BEGIN EXTRACTED INFORMATION

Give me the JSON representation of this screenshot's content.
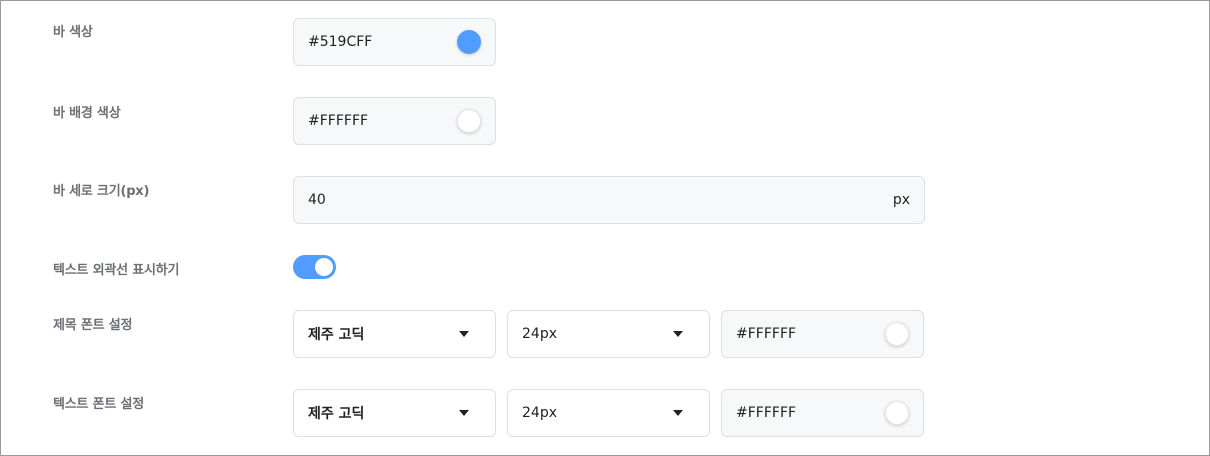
{
  "bar_color": {
    "label": "바 색상",
    "value": "#519CFF",
    "swatch": "#519CFF"
  },
  "bar_bg_color": {
    "label": "바 배경 색상",
    "value": "#FFFFFF",
    "swatch": "#FFFFFF"
  },
  "bar_height": {
    "label": "바 세로 크기(px)",
    "value": "40",
    "unit": "px"
  },
  "text_outline": {
    "label": "텍스트 외곽선 표시하기",
    "enabled": true
  },
  "title_font": {
    "label": "제목 폰트 설정",
    "family": "제주 고딕",
    "size": "24px",
    "color": "#FFFFFF"
  },
  "text_font": {
    "label": "텍스트 폰트 설정",
    "family": "제주 고딕",
    "size": "24px",
    "color": "#FFFFFF"
  },
  "colors": {
    "accent": "#519CFF"
  }
}
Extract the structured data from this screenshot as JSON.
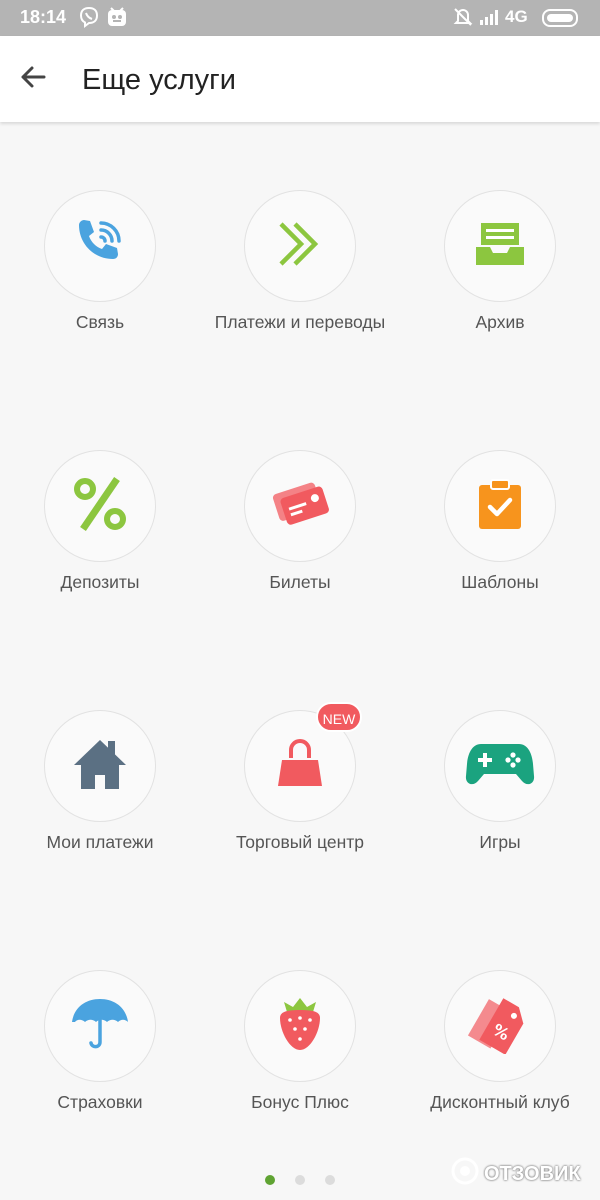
{
  "status_bar": {
    "time": "18:14",
    "network": "4G",
    "icons": [
      "viber-icon",
      "app-notification-icon",
      "mute-icon",
      "signal-icon",
      "battery-icon"
    ]
  },
  "header": {
    "title": "Еще услуги",
    "back_icon": "arrow-left-icon"
  },
  "services": [
    {
      "label": "Связь",
      "icon": "phone-icon",
      "color": "#4aa3df"
    },
    {
      "label": "Платежи и переводы",
      "icon": "double-chevron-icon",
      "color": "#8cc63f"
    },
    {
      "label": "Архив",
      "icon": "archive-tray-icon",
      "color": "#8cc63f"
    },
    {
      "label": "Депозиты",
      "icon": "percent-icon",
      "color": "#8cc63f"
    },
    {
      "label": "Билеты",
      "icon": "tickets-icon",
      "color": "#f15a5f"
    },
    {
      "label": "Шаблоны",
      "icon": "clipboard-check-icon",
      "color": "#f7941d"
    },
    {
      "label": "Мои платежи",
      "icon": "house-icon",
      "color": "#5b7083"
    },
    {
      "label": "Торговый центр",
      "icon": "shopping-bag-icon",
      "color": "#f15a5f",
      "badge": "NEW"
    },
    {
      "label": "Игры",
      "icon": "gamepad-icon",
      "color": "#1ba37f"
    },
    {
      "label": "Страховки",
      "icon": "umbrella-icon",
      "color": "#4aa3df"
    },
    {
      "label": "Бонус Плюс",
      "icon": "strawberry-icon",
      "color": "#f15a5f"
    },
    {
      "label": "Дисконтный клуб",
      "icon": "discount-tag-icon",
      "color": "#f15a5f"
    }
  ],
  "pager": {
    "pages": 3,
    "active": 1,
    "active_color": "#5fa332"
  },
  "watermark": {
    "text": "ОТЗОВИК"
  }
}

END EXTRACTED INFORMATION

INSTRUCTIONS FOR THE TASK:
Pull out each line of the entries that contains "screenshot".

EXPECTED OUTPUT:
Give me the JSON representation of this screenshot's content.
Extract the structured data from this screenshot as JSON.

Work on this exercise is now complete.